Web page and app entries:
----
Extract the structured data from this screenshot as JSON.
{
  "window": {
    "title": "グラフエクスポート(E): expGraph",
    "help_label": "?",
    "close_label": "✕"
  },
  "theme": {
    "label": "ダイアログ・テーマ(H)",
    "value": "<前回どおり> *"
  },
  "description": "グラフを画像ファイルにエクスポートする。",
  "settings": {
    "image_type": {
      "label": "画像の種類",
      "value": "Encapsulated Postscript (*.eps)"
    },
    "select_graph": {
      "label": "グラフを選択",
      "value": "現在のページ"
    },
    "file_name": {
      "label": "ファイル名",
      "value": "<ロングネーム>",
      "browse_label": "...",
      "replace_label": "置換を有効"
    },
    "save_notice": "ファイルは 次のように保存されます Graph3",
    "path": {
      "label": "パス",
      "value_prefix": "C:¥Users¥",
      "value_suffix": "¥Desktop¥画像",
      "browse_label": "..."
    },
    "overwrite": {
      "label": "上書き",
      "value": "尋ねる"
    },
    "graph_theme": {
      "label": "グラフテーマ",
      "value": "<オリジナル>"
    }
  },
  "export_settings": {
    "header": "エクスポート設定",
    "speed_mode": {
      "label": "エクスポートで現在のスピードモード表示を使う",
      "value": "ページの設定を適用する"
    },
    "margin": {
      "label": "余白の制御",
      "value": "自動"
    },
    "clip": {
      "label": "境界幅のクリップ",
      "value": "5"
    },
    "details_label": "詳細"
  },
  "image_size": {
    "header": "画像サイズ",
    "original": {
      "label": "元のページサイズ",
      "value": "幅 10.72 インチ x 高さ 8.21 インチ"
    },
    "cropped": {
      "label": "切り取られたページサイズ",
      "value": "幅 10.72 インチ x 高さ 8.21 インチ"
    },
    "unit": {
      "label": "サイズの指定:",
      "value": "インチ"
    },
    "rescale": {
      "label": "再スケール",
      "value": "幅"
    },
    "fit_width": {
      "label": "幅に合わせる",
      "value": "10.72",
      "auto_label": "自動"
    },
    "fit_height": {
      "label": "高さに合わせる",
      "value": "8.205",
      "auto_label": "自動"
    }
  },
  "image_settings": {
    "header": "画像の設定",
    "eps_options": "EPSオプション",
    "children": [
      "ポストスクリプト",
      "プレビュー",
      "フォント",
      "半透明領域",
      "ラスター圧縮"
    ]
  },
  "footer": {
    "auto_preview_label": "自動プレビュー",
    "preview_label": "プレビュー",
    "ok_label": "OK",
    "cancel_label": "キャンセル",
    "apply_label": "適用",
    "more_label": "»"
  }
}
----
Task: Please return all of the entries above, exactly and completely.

Response area:
Extract the structured data from this screenshot as JSON.
{
  "window": {
    "title": "グラフエクスポート(E): expGraph",
    "help_label": "?",
    "close_label": "✕"
  },
  "theme": {
    "label": "ダイアログ・テーマ(H)",
    "value": "<前回どおり> *"
  },
  "description": "グラフを画像ファイルにエクスポートする。",
  "settings": {
    "image_type": {
      "label": "画像の種類",
      "value": "Encapsulated Postscript (*.eps)"
    },
    "select_graph": {
      "label": "グラフを選択",
      "value": "現在のページ"
    },
    "file_name": {
      "label": "ファイル名",
      "value": "<ロングネーム>",
      "browse_label": "...",
      "replace_label": "置換を有効"
    },
    "save_notice": "ファイルは 次のように保存されます Graph3",
    "path": {
      "label": "パス",
      "value_prefix": "C:¥Users¥",
      "value_suffix": "¥Desktop¥画像",
      "browse_label": "..."
    },
    "overwrite": {
      "label": "上書き",
      "value": "尋ねる"
    },
    "graph_theme": {
      "label": "グラフテーマ",
      "value": "<オリジナル>"
    }
  },
  "export_settings": {
    "header": "エクスポート設定",
    "speed_mode": {
      "label": "エクスポートで現在のスピードモード表示を使う",
      "value": "ページの設定を適用する"
    },
    "margin": {
      "label": "余白の制御",
      "value": "自動"
    },
    "clip": {
      "label": "境界幅のクリップ",
      "value": "5"
    },
    "details_label": "詳細"
  },
  "image_size": {
    "header": "画像サイズ",
    "original": {
      "label": "元のページサイズ",
      "value": "幅 10.72 インチ x 高さ 8.21 インチ"
    },
    "cropped": {
      "label": "切り取られたページサイズ",
      "value": "幅 10.72 インチ x 高さ 8.21 インチ"
    },
    "unit": {
      "label": "サイズの指定:",
      "value": "インチ"
    },
    "rescale": {
      "label": "再スケール",
      "value": "幅"
    },
    "fit_width": {
      "label": "幅に合わせる",
      "value": "10.72",
      "auto_label": "自動"
    },
    "fit_height": {
      "label": "高さに合わせる",
      "value": "8.205",
      "auto_label": "自動"
    }
  },
  "image_settings": {
    "header": "画像の設定",
    "eps_options": "EPSオプション",
    "children": [
      "ポストスクリプト",
      "プレビュー",
      "フォント",
      "半透明領域",
      "ラスター圧縮"
    ]
  },
  "footer": {
    "auto_preview_label": "自動プレビュー",
    "preview_label": "プレビュー",
    "ok_label": "OK",
    "cancel_label": "キャンセル",
    "apply_label": "適用",
    "more_label": "»"
  }
}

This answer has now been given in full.